It all begins with the physical space. We don’t have any classrooms, and we’re located in Vault Co-working, a space in the heart of Iowa’s Creative Corridor (an economic region anchored by Cedar Rapids and Iowa City)
This is all very intentional. Our students are in physical proximity with our community’s creative class of workers. This has the immediate effect of creating a heads-down-get-it-done mentality for everyone in the space.
It’s almost bizarre to watch students acclimate to this environment. A mixed age, mixed purpose space with an emphasis on entrepreneurship seems to be an almost ideal place to have a school. There’s equal parts concern for the feasibility of an initiative mixed with a sense of newness and just-over-the-horizon-ness that feels like you’re swimming with friendly electric eels.
Airlocking is a concept akin to code-switching. It’s an idea I lifted from a team in Cleveland (Lakewood, OH, actually), and the goal is to create a physical space that forces a psychological transition, like an airlock forces a physical one. You don’t have a choice, one door must be closed for the other to open. The mores at Iowa BIG are different (don’t read that as better, we’re not jerks), and we have years of assumptions about the student-teacher interaction to wade through.
So, when our students transport themselves into the NewBo neighborhood of Cedar Rapids, they hunt out parking just like any other human using a downtown, they badge-in at the front door to the space we share with entrepreneurs and million-dollar-a-year companies, and they seek out the instructional staff in a modular space.
That last bit is really important. One of the space-related changes is the seeking of help. The demand for instruction must come from the student. We use our space at Vault as a perpetual conversation that moves from project to project never quite stopping even thought the participants move on to drum line or a traditional course in chemistry.
The next best thing to being at Vault, is our reliance on community and public spaces.

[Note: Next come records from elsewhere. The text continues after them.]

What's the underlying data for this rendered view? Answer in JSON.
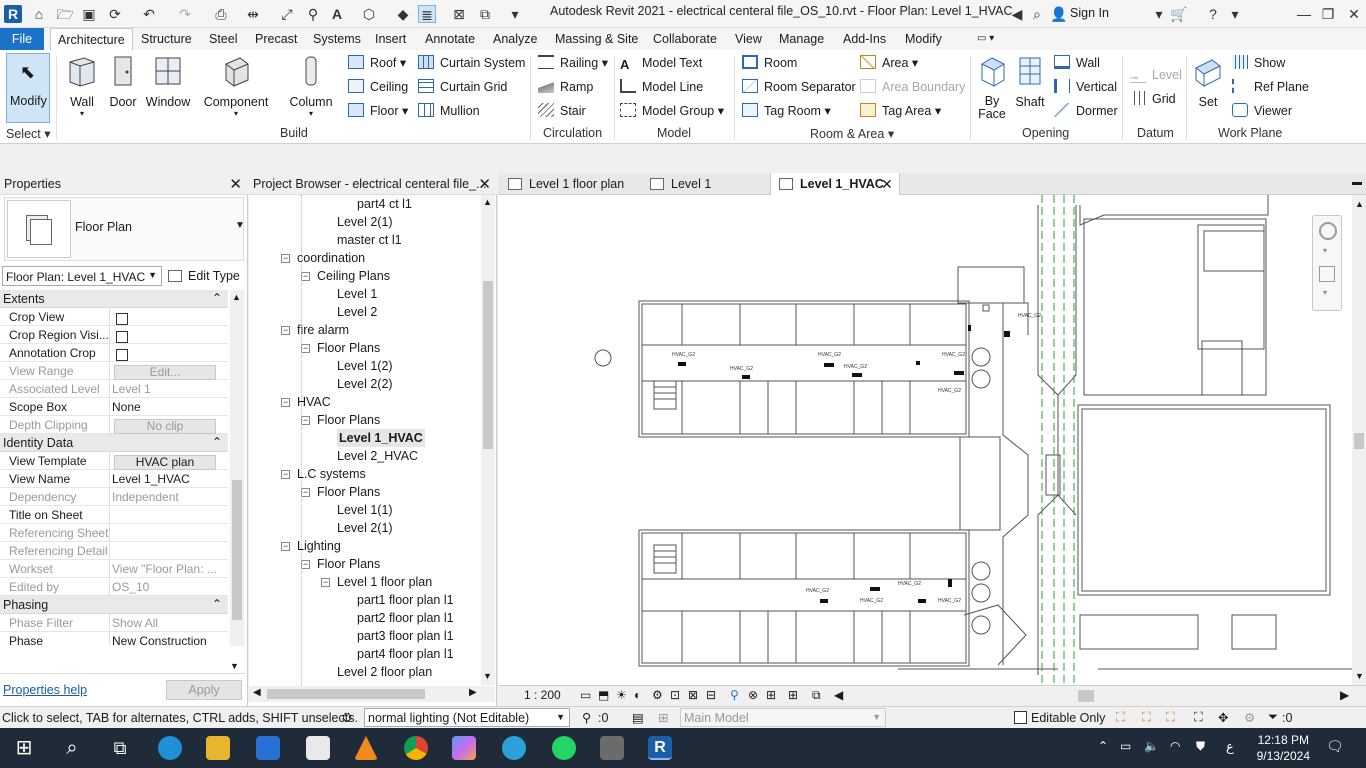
{
  "titlebar": {
    "title": "Autodesk Revit 2021 - electrical centeral file_OS_10.rvt - Floor Plan: Level 1_HVAC",
    "sign_in": "Sign In"
  },
  "ribbon_tabs": [
    "File",
    "Architecture",
    "Structure",
    "Steel",
    "Precast",
    "Systems",
    "Insert",
    "Annotate",
    "Analyze",
    "Massing & Site",
    "Collaborate",
    "View",
    "Manage",
    "Add-Ins",
    "Modify"
  ],
  "ribbon": {
    "modify": "Modify",
    "select": "Select",
    "build": {
      "label": "Build",
      "wall": "Wall",
      "door": "Door",
      "window": "Window",
      "component": "Component",
      "column": "Column",
      "roof": "Roof",
      "ceiling": "Ceiling",
      "floor": "Floor",
      "curtain_system": "Curtain System",
      "curtain_grid": "Curtain Grid",
      "mullion": "Mullion"
    },
    "circulation": {
      "label": "Circulation",
      "railing": "Railing",
      "ramp": "Ramp",
      "stair": "Stair"
    },
    "model": {
      "label": "Model",
      "model_text": "Model Text",
      "model_line": "Model Line",
      "model_group": "Model Group"
    },
    "room_area": {
      "label": "Room & Area",
      "room": "Room",
      "room_separator": "Room Separator",
      "tag_room": "Tag Room",
      "area": "Area",
      "area_boundary": "Area Boundary",
      "tag_area": "Tag Area"
    },
    "opening": {
      "label": "Opening",
      "by_face": "By",
      "by_face2": "Face",
      "shaft": "Shaft",
      "wall": "Wall",
      "vertical": "Vertical",
      "dormer": "Dormer"
    },
    "datum": {
      "label": "Datum",
      "level": "Level",
      "grid": "Grid"
    },
    "work_plane": {
      "label": "Work Plane",
      "set": "Set",
      "show": "Show",
      "ref_plane": "Ref Plane",
      "viewer": "Viewer"
    }
  },
  "properties": {
    "title": "Properties",
    "type_name": "Floor Plan",
    "selector": "Floor Plan: Level 1_HVAC",
    "edit_type": "Edit Type",
    "groups": {
      "extents": "Extents",
      "identity": "Identity Data",
      "phasing": "Phasing"
    },
    "rows": {
      "crop_view": "Crop View",
      "crop_region": "Crop Region Visi...",
      "annotation_crop": "Annotation Crop",
      "view_range": "View Range",
      "view_range_val": "Edit...",
      "associated_level": "Associated Level",
      "associated_level_val": "Level 1",
      "scope_box": "Scope Box",
      "scope_box_val": "None",
      "depth_clipping": "Depth Clipping",
      "depth_clipping_val": "No clip",
      "view_template": "View Template",
      "view_template_val": "HVAC plan",
      "view_name": "View Name",
      "view_name_val": "Level 1_HVAC",
      "dependency": "Dependency",
      "dependency_val": "Independent",
      "title_on_sheet": "Title on Sheet",
      "referencing_sheet": "Referencing Sheet",
      "referencing_detail": "Referencing Detail",
      "workset": "Workset",
      "workset_val": "View \"Floor Plan: ...",
      "edited_by": "Edited by",
      "edited_by_val": "OS_10",
      "phase_filter": "Phase Filter",
      "phase_filter_val": "Show All",
      "phase": "Phase",
      "phase_val": "New Construction"
    },
    "help": "Properties help",
    "apply": "Apply"
  },
  "browser": {
    "title": "Project Browser - electrical centeral file_...",
    "items": [
      "part4 ct l1",
      "Level 2(1)",
      "master ct l1",
      "coordination",
      "Ceiling Plans",
      "Level 1",
      "Level 2",
      "fire alarm",
      "Floor Plans",
      "Level 1(2)",
      "Level 2(2)",
      "HVAC",
      "Floor Plans",
      "Level 1_HVAC",
      "Level 2_HVAC",
      "L.C systems",
      "Floor Plans",
      "Level 1(1)",
      "Level 2(1)",
      "Lighting",
      "Floor Plans",
      "Level 1 floor plan",
      "part1 floor plan l1",
      "part2 floor plan l1",
      "part3 floor plan l1",
      "part4 floor plan l1",
      "Level 2 floor plan"
    ]
  },
  "view_tabs": [
    "Level 1 floor plan",
    "Level 1",
    "Level 1_HVAC"
  ],
  "view_control": {
    "scale": "1 : 200"
  },
  "statusbar": {
    "hint": "Click to select, TAB for alternates, CTRL adds, SHIFT unselects.",
    "workset": "normal lighting (Not Editable)",
    "count": ":0",
    "model": "Main Model",
    "editable_only": "Editable Only",
    "filter_count": ":0"
  },
  "taskbar": {
    "time": "12:18 PM",
    "date": "9/13/2024",
    "lang": "ع"
  },
  "colors": {
    "accent": "#1a73c9",
    "taskbar": "#1f2b38",
    "hvac_green": "#2e9d3a"
  }
}
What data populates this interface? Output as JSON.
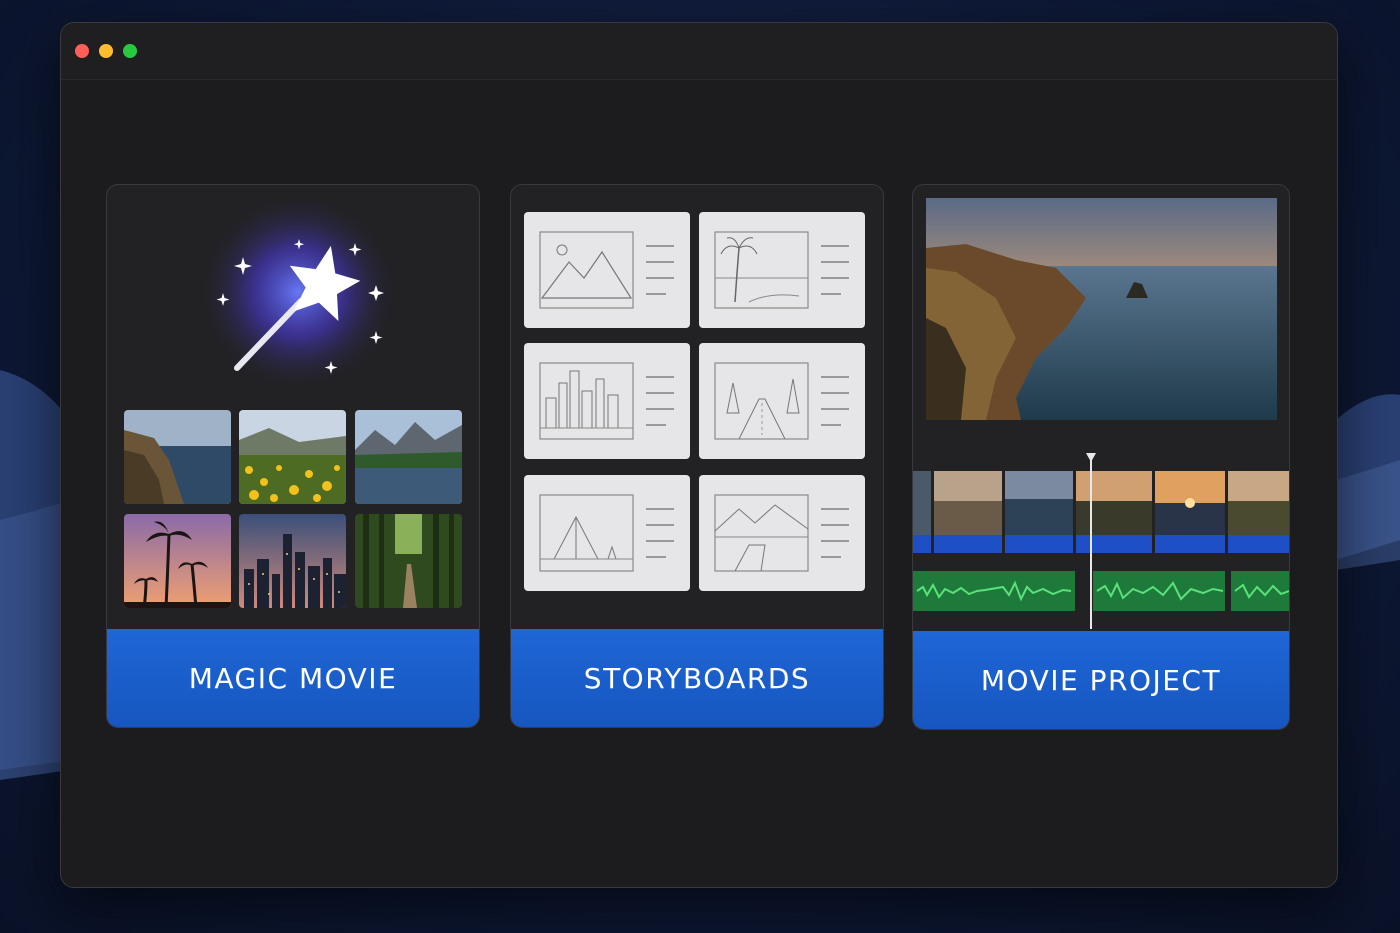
{
  "window": {
    "traffic_lights": [
      "#ff5f57",
      "#febc2e",
      "#28c840"
    ]
  },
  "cards": [
    {
      "label": "MAGIC MOVIE",
      "icon": "magic-wand-icon",
      "thumbnails": [
        "coastline-photo",
        "wildflower-meadow-photo",
        "mountain-lake-photo",
        "palm-sunset-photo",
        "city-skyline-photo",
        "forest-path-photo"
      ]
    },
    {
      "label": "STORYBOARDS",
      "templates": [
        "mountain-sketch",
        "beach-palm-sketch",
        "city-sketch",
        "road-trees-sketch",
        "camping-sketch",
        "lake-dock-sketch"
      ]
    },
    {
      "label": "MOVIE PROJECT",
      "preview": "coastal-cliffs-sunset-photo",
      "timeline": {
        "video_clips": 6,
        "audio_tracks": 3
      }
    }
  ],
  "colors": {
    "accent": "#1f66d6",
    "audio_track": "#1e7a3a",
    "video_track": "#1e4fc4"
  }
}
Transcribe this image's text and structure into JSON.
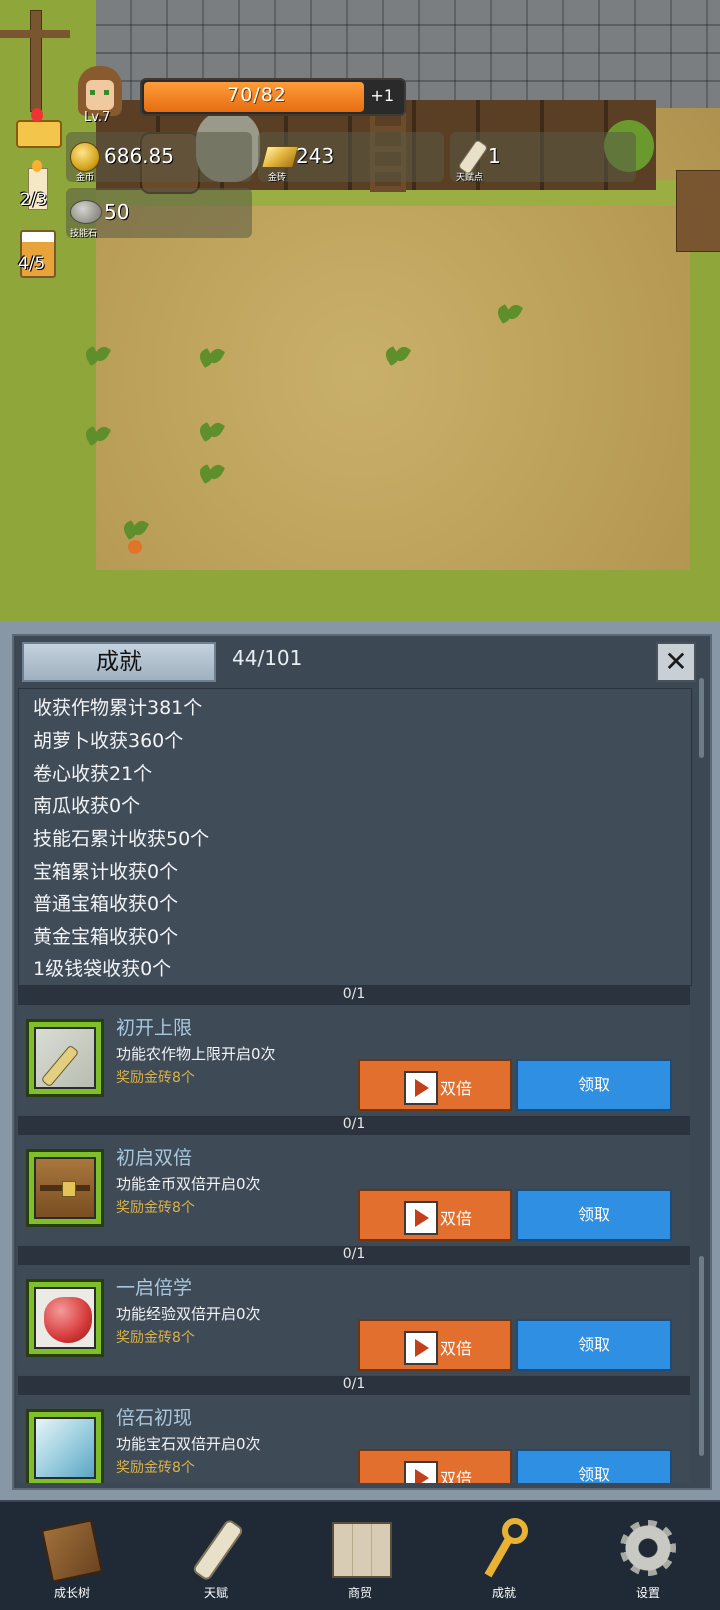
{
  "hud": {
    "level": "Lv.7",
    "hp_text": "70/82",
    "hp_fraction": 0.8537,
    "hp_plus": "+1",
    "resources": [
      {
        "name": "gold",
        "value": "686.85",
        "caption": "金币"
      },
      {
        "name": "goldbar",
        "value": "243",
        "caption": "金砖"
      },
      {
        "name": "talent",
        "value": "1",
        "caption": "天赋点"
      },
      {
        "name": "skillstone",
        "value": "50",
        "caption": "技能石"
      }
    ],
    "side": [
      {
        "name": "crown",
        "value": ""
      },
      {
        "name": "candle",
        "value": "2/3"
      },
      {
        "name": "beer",
        "value": "4/5"
      }
    ]
  },
  "panel": {
    "tab": "成就",
    "count": "44/101",
    "close": "✕",
    "stats": [
      "收获作物累计381个",
      "胡萝卜收获360个",
      "卷心收获21个",
      "南瓜收获0个",
      "技能石累计收获50个",
      "宝箱累计收获0个",
      "普通宝箱收获0个",
      "黄金宝箱收获0个",
      "1级钱袋收获0个"
    ],
    "achievements": [
      {
        "progress": "0/1",
        "title": "初开上限",
        "desc": "功能农作物上限开启0次",
        "reward": "奖励金砖8个",
        "icon": "scroll-icon"
      },
      {
        "progress": "0/1",
        "title": "初启双倍",
        "desc": "功能金币双倍开启0次",
        "reward": "奖励金砖8个",
        "icon": "chest-icon"
      },
      {
        "progress": "0/1",
        "title": "一启倍学",
        "desc": "功能经验双倍开启0次",
        "reward": "奖励金砖8个",
        "icon": "heart-icon"
      },
      {
        "progress": "0/1",
        "title": "倍石初现",
        "desc": "功能宝石双倍开启0次",
        "reward": "奖励金砖8个",
        "icon": "crystal-icon"
      }
    ],
    "double_label": "双倍",
    "claim_label": "领取"
  },
  "nav": [
    {
      "label": "成长树",
      "icon": "book-icon"
    },
    {
      "label": "天赋",
      "icon": "scroll-icon"
    },
    {
      "label": "商贸",
      "icon": "map-icon"
    },
    {
      "label": "成就",
      "icon": "key-icon"
    },
    {
      "label": "设置",
      "icon": "gear-icon"
    }
  ],
  "colors": {
    "accent_orange": "#e26f2e",
    "accent_blue": "#2e8fe3",
    "panel_bg": "#3d4855"
  }
}
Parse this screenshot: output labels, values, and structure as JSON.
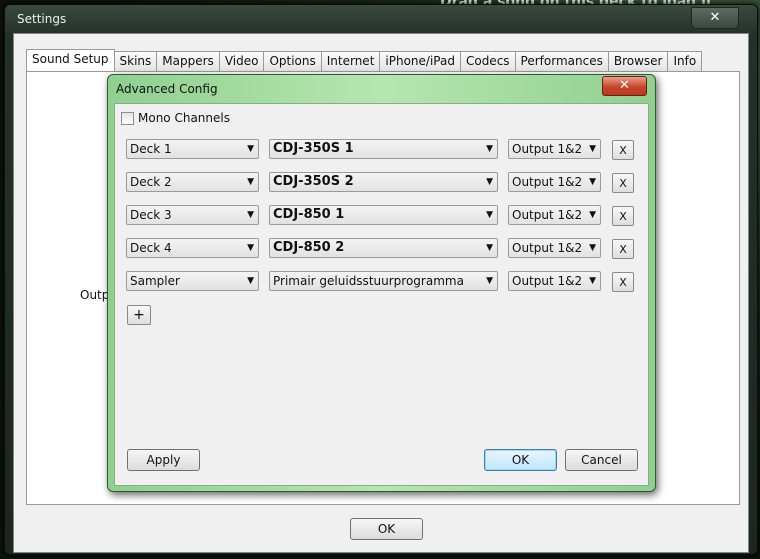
{
  "background": {
    "banner_text": "Drag a song on this deck to load it"
  },
  "settings": {
    "title": "Settings",
    "close_label": "✕",
    "tabs": [
      "Sound Setup",
      "Skins",
      "Mappers",
      "Video",
      "Options",
      "Internet",
      "iPhone/iPad",
      "Codecs",
      "Performances",
      "Browser",
      "Info"
    ],
    "active_tab": "Sound Setup",
    "outputs_label": "Outputs",
    "ok_label": "OK"
  },
  "advanced": {
    "title": "Advanced Config",
    "close_label": "✕",
    "mono_label": "Mono Channels",
    "rows": [
      {
        "deck": "Deck 1",
        "device": "CDJ-350S 1",
        "output": "Output 1&2",
        "remove": "X"
      },
      {
        "deck": "Deck 2",
        "device": "CDJ-350S 2",
        "output": "Output 1&2",
        "remove": "X"
      },
      {
        "deck": "Deck 3",
        "device": "CDJ-850 1",
        "output": "Output 1&2",
        "remove": "X"
      },
      {
        "deck": "Deck 4",
        "device": "CDJ-850 2",
        "output": "Output 1&2",
        "remove": "X"
      },
      {
        "deck": "Sampler",
        "device": "Primair geluidsstuurprogramma",
        "output": "Output 1&2",
        "remove": "X"
      }
    ],
    "add_label": "+",
    "apply_label": "Apply",
    "ok_label": "OK",
    "cancel_label": "Cancel"
  }
}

If we want to turn around the AP-mill, which is essentially a sorting device that leaves behind our least educated students and sends the one we spent energy on off to NY or SF, then we’re going to have to create learning environments that network our students and teach them the value that exists in our communities.
Our students have access to a reborn community campus, complete with cafes, local open markets, designed park seating, and an intentional integration into the economics and civics our the city.
Needless to say, this doesn’t feel like Kansas anymore.